[[ Records, beginning ]]
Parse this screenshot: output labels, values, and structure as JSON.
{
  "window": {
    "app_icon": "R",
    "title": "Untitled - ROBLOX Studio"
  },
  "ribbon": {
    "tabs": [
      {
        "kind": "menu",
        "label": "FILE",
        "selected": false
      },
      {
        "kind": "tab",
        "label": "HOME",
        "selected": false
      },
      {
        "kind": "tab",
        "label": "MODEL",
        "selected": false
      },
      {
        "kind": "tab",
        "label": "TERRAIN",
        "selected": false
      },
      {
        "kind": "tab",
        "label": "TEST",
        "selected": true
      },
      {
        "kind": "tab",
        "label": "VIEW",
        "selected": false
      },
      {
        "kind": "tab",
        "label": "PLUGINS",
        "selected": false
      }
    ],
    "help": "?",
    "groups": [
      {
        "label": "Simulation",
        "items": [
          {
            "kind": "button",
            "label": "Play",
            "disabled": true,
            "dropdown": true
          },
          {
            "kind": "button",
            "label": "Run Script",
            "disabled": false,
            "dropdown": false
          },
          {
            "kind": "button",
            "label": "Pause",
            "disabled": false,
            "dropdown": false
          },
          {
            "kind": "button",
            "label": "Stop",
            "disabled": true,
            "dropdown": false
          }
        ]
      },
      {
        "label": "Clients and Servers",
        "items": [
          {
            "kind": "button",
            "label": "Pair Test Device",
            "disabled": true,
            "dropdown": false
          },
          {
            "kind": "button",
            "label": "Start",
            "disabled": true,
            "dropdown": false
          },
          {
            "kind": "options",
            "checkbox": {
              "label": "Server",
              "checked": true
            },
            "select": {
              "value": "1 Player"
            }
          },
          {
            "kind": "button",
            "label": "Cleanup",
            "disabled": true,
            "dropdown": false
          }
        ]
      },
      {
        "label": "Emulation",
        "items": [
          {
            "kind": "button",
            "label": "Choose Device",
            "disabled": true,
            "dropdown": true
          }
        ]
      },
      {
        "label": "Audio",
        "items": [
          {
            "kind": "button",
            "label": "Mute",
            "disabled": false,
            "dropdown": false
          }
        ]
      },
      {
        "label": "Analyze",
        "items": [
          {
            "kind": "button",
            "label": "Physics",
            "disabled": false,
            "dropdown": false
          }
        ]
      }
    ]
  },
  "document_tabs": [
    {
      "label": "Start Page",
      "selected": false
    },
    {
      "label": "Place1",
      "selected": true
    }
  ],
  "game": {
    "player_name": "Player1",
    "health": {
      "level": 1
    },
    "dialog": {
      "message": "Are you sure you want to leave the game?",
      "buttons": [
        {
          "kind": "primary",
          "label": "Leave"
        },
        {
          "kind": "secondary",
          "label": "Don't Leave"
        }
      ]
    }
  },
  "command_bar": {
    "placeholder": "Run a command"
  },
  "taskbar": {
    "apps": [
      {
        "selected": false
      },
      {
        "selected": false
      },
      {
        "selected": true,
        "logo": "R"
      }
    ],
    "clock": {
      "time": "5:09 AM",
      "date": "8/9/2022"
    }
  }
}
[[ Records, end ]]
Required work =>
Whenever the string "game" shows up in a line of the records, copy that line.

Response for this exercise =>
  "game": {
      "message": "Are you sure you want to leave the game?",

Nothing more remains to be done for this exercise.